Moving past her artwork and into her architecture, Lin struggled to incorporate her love for science into works where only time and history appeared to seamlessly fit. When science is used in accordance with nature Lin feels as though people systemize it, they understand nature because they analyze it as a scientist does to anything. Incorporating this combination of subjects was a struggle to Lin. Instead she decided to approach her architecture by combining things that juxtapose each other. When tasked with creating the Smith College Library Lin wanted to play off old and new. With such a large task, she only takes on one architecture project at a time because no matter what, some art will always be simultaneously in the works.

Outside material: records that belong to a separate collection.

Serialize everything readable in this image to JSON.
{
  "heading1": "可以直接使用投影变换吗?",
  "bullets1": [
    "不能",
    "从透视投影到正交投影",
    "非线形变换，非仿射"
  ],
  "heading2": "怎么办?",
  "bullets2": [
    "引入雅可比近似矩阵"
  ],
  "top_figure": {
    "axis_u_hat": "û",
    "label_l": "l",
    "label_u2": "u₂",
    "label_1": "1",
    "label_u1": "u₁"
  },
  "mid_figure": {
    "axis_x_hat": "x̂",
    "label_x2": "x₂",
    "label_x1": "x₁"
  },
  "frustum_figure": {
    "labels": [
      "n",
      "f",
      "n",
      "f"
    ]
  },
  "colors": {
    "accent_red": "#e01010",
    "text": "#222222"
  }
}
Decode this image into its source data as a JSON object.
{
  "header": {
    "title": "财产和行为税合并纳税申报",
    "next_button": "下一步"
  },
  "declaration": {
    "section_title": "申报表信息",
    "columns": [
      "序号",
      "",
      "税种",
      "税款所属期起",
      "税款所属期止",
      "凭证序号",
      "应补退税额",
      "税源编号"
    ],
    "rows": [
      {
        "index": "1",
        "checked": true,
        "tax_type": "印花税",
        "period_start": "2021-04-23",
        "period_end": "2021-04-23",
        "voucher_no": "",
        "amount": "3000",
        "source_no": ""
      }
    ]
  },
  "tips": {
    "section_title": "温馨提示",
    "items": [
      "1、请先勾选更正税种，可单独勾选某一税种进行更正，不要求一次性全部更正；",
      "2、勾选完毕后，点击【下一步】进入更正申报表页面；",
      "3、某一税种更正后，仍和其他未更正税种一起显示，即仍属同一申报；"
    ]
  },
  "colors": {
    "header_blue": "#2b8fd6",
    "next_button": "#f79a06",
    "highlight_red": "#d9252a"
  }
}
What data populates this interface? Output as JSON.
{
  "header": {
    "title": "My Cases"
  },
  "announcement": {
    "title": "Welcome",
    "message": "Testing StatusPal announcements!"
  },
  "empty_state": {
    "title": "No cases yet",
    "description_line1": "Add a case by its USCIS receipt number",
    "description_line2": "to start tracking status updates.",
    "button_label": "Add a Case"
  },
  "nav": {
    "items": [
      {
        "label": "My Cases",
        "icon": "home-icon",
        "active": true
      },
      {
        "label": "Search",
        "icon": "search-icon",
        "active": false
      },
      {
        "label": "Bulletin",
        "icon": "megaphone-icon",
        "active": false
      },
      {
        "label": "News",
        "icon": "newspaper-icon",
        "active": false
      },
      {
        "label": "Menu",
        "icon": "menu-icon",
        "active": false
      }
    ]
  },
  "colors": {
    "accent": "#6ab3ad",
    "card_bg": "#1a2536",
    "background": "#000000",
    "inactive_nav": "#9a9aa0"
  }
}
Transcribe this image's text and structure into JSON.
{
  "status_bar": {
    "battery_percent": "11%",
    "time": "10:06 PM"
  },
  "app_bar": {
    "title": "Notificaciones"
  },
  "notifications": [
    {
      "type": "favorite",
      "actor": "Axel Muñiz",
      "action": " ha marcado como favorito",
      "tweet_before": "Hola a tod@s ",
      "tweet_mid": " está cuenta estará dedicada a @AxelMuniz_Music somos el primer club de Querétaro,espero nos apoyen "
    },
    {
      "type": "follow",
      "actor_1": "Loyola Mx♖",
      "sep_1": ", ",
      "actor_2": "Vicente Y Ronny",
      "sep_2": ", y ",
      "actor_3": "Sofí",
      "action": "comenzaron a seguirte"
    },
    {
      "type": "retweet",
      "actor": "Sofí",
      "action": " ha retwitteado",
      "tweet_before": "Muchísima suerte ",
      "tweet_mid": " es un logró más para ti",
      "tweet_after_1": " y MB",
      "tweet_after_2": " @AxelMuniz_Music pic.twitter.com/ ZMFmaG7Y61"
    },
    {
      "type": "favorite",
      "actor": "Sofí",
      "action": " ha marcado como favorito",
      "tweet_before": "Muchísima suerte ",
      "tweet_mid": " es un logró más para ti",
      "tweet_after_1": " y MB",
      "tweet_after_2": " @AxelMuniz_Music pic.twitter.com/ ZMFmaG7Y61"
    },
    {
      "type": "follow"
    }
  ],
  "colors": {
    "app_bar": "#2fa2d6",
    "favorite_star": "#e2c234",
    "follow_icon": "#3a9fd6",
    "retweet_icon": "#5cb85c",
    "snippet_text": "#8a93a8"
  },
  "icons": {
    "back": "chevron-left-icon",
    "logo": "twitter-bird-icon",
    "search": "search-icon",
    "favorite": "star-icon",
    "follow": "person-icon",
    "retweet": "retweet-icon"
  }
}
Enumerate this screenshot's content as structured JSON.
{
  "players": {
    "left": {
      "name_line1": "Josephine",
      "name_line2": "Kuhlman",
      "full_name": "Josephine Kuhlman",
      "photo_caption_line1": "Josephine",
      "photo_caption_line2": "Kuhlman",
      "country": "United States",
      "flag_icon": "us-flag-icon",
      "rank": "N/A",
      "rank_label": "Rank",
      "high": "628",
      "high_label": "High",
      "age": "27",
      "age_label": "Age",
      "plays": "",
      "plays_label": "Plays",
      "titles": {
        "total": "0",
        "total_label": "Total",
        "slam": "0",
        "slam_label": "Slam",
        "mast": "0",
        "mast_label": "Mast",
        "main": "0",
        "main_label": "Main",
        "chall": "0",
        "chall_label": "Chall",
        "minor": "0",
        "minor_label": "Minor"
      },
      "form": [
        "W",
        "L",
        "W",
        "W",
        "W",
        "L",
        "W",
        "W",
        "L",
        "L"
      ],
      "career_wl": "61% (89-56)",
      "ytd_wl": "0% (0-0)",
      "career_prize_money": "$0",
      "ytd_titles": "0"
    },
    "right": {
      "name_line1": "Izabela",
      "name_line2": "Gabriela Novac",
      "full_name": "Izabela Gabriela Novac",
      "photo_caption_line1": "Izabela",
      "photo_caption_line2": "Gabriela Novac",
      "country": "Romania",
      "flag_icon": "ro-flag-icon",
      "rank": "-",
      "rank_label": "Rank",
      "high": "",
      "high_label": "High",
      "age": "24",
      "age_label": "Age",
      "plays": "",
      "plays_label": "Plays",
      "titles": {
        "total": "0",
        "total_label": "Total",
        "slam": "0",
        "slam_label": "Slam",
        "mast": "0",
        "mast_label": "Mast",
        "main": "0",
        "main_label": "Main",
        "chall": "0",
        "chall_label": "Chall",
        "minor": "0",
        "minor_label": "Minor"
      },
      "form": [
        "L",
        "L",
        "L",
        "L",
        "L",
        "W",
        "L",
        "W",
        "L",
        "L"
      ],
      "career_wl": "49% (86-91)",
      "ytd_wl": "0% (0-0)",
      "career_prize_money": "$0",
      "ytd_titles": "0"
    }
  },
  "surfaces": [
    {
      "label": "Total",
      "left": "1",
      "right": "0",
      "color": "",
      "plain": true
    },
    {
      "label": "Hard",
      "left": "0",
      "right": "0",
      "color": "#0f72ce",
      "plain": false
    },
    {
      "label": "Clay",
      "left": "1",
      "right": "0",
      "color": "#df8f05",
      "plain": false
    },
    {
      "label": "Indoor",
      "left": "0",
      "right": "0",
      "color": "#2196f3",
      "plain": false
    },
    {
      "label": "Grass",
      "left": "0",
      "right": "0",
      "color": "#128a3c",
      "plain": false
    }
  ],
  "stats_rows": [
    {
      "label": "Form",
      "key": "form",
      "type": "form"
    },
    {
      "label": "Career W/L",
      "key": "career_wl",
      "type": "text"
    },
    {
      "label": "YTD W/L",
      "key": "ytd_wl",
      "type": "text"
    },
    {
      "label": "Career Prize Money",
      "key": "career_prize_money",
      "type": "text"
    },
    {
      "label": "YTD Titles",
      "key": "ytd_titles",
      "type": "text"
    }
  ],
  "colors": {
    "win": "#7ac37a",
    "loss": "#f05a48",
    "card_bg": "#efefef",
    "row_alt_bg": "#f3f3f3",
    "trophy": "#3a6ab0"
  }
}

Probably her most well known piece of architecture is the Vietnam Memorial, which Lin designed when she was just 21 years old. The design was entered into a contest and was chosen as the winner when she was merely a senior architecture student at Yale. Yet Lin had a distinct vision, she wanted to make something private yet personal for those affected by the war. Lin describes her style for monuments quite shockingly, “I make anti-monuments,” she admits. The idea for the Vietnam Memorial is that it reads like a book, and reading something outdoors allows you to have that private yet individual experience. By making the font of the names on the wall in half-inch letters and not billboard sized, she is essentially putting a book outdoors. It is quiet and personal with that one-on-one connection by going directly up to the wall to see each name but you can read it publicly and touch it which makes the experience unique. The monument is brilliant, with so much thought wrapped up into such a simplistic design.
The last work of architecture Lin shared with the audience is most definitely the most powerful. The multi-site piece “What is Missing?” focuses on the planet, all of its changes, and the human impact something near and dear to Lin as an environmentalist.
Lin shared how important this topic is to her and that she will always be working on this. The goal of “What is Missing?” is to explore the idea of sharing the planet. Lin wants all of us to witness and understand the habitat loss taking place in the world and how humans have such a large role in this. The project is most certainly a collaboration of art and science. Lin decided to dedicate a whole series to this because she believes humans need to understand their actions and the consequences they have for this world and what they can do to fix it because without knowing there can’t be any change. Lin wants to know, “what can an artist do to contribute to the conversation. I’m not trying to compete with the experts. I wanted to introduce the environment and these topics into my installations to reconsider nature.” This passion and creativity is what makes Maya Lin the unique and successful artist and designer that she is today. Lin wants to help the conversation about the environment by introducing it to the world in another way. By expressing the concerns of our world through art, Lin is able to get the audience involved.
If the audience is able to physically see the conversation the world is constantly having about the environment they are able to rethink their choices and ask questions, joining in on the discussion. That is the exact purpose of the installations that make up the “What is Missing?” series: getting the audience to reconsider nature.